I greatly apologize in advance if this is not a well formed question, and feel free to redirect this in any way.
So I have begun reading Logic as Algebra by Halmos and Givant. In their book, they provide an algebraic development of mathematical logic. I haven't gotten very far, but I do see how they change the concepts of connectives to binary operations, inference rules as a function, etc. This brings me to my first question. Can algebra be reinstated as some foundations of mathematics, much like set theory? Could I very well just assume some (albeit nowhere near as elegant) axioms equivalent to ZFC in terms of algebra and develop mathematics from there? Furthermore, I would very much like to continue reading on algebraic logic, but from my own search, the literature isn't entirely as dense as it is in other subjects. One of the few that I have seen is An Algebraic Introduction to Mathematical Logic by Barnes. Is this a good book?

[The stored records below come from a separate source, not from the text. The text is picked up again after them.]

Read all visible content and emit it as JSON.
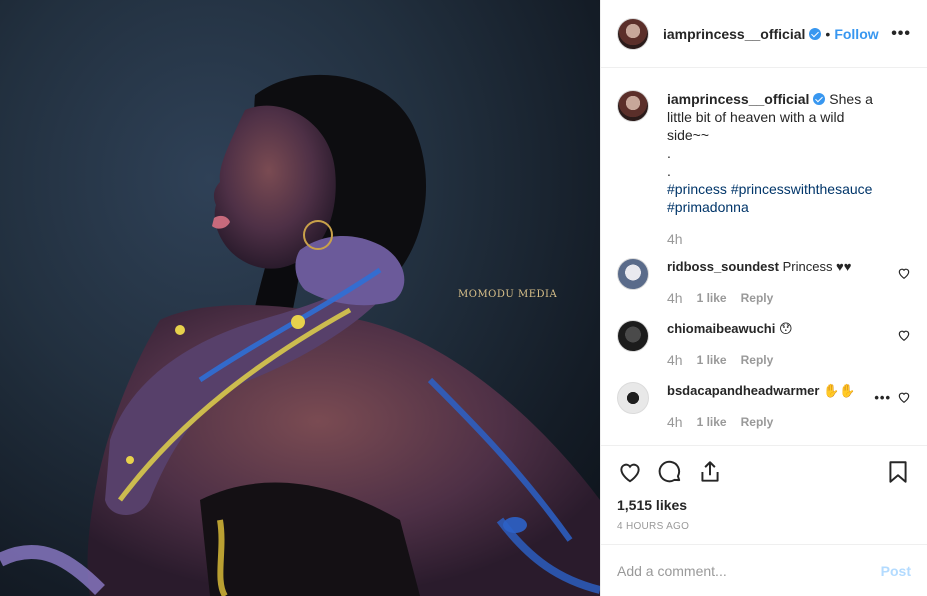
{
  "photo": {
    "watermark": "MOMODU MEDIA"
  },
  "header": {
    "username": "iamprincess__official",
    "separator": "•",
    "follow_label": "Follow",
    "more_label": "•••"
  },
  "caption": {
    "username": "iamprincess__official",
    "text": "Shes a little bit of heaven with a wild side~~",
    "line2": ".",
    "line3": ".",
    "hashtags": [
      "#princess",
      "#princesswiththesauce",
      "#primadonna"
    ],
    "time": "4h"
  },
  "comments": [
    {
      "username": "ridboss_soundest",
      "text": "Princess ♥♥",
      "time": "4h",
      "likes": "1 like",
      "reply": "Reply"
    },
    {
      "username": "chiomaibeawuchi",
      "text": "😯",
      "time": "4h",
      "likes": "1 like",
      "reply": "Reply"
    },
    {
      "username": "bsdacapandheadwarmer",
      "text": "✋✋",
      "time": "4h",
      "likes": "1 like",
      "reply": "Reply",
      "more": "•••"
    }
  ],
  "actions": {
    "icons": [
      "heart-icon",
      "comment-icon",
      "share-icon",
      "bookmark-icon"
    ],
    "likes": "1,515 likes",
    "posted_ago": "4 HOURS AGO"
  },
  "add_comment": {
    "placeholder": "Add a comment...",
    "post_label": "Post"
  },
  "colors": {
    "accent": "#3897f0",
    "hashtag": "#003569",
    "muted": "#999999",
    "post_disabled": "#b3dbff"
  }
}
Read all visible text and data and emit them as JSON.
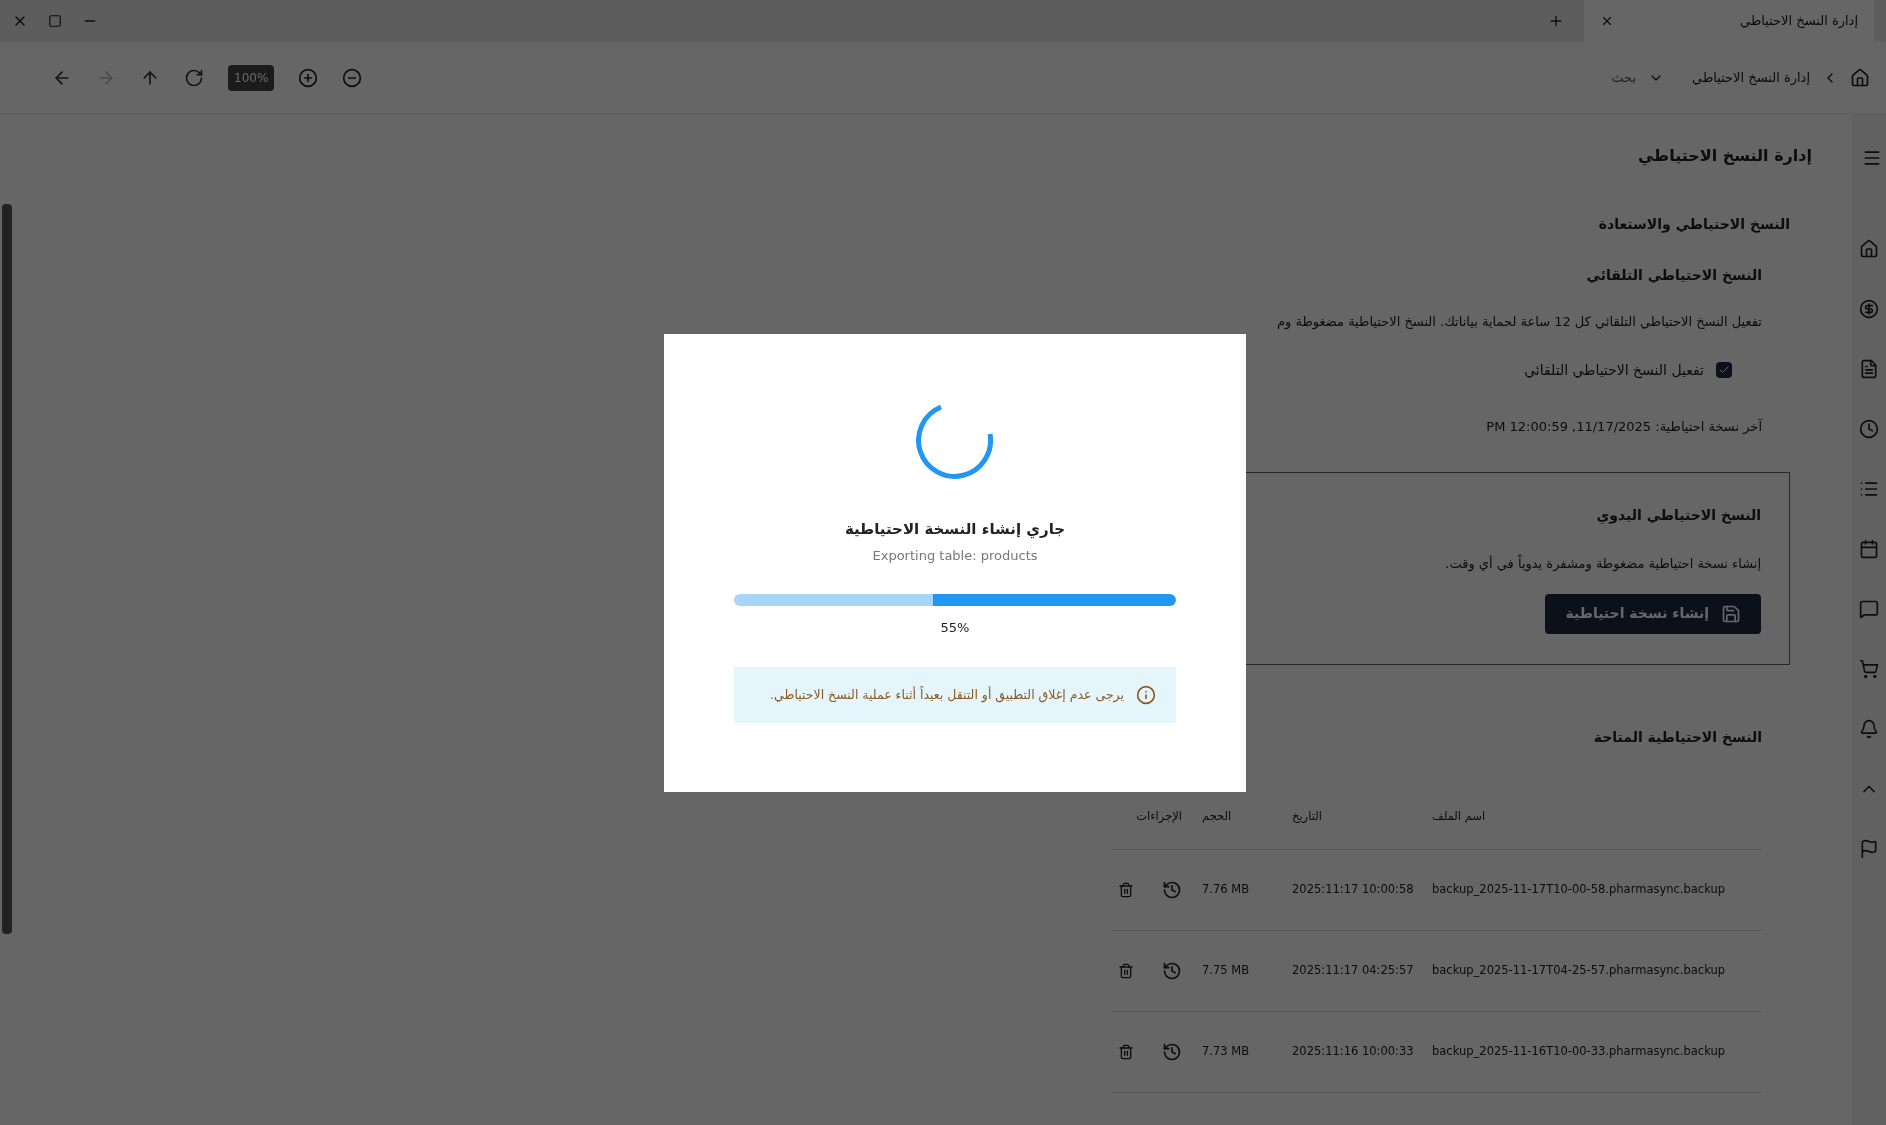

My last (but not least) question is based off of the spirit of the first two. I am gaining interest into graph theory, and I was wondering if there was any analogue of a graph-theoretic development of logic as with the algebraic one I mentioned above. If so, (and assuming the answer to the algebraic foundation question above is yes) could you also formulate an axiomatic development of mathematics using graph theory? These last few questions on graph theory are based on a potential project I would like to work on, so I would appreciate any help in the matter.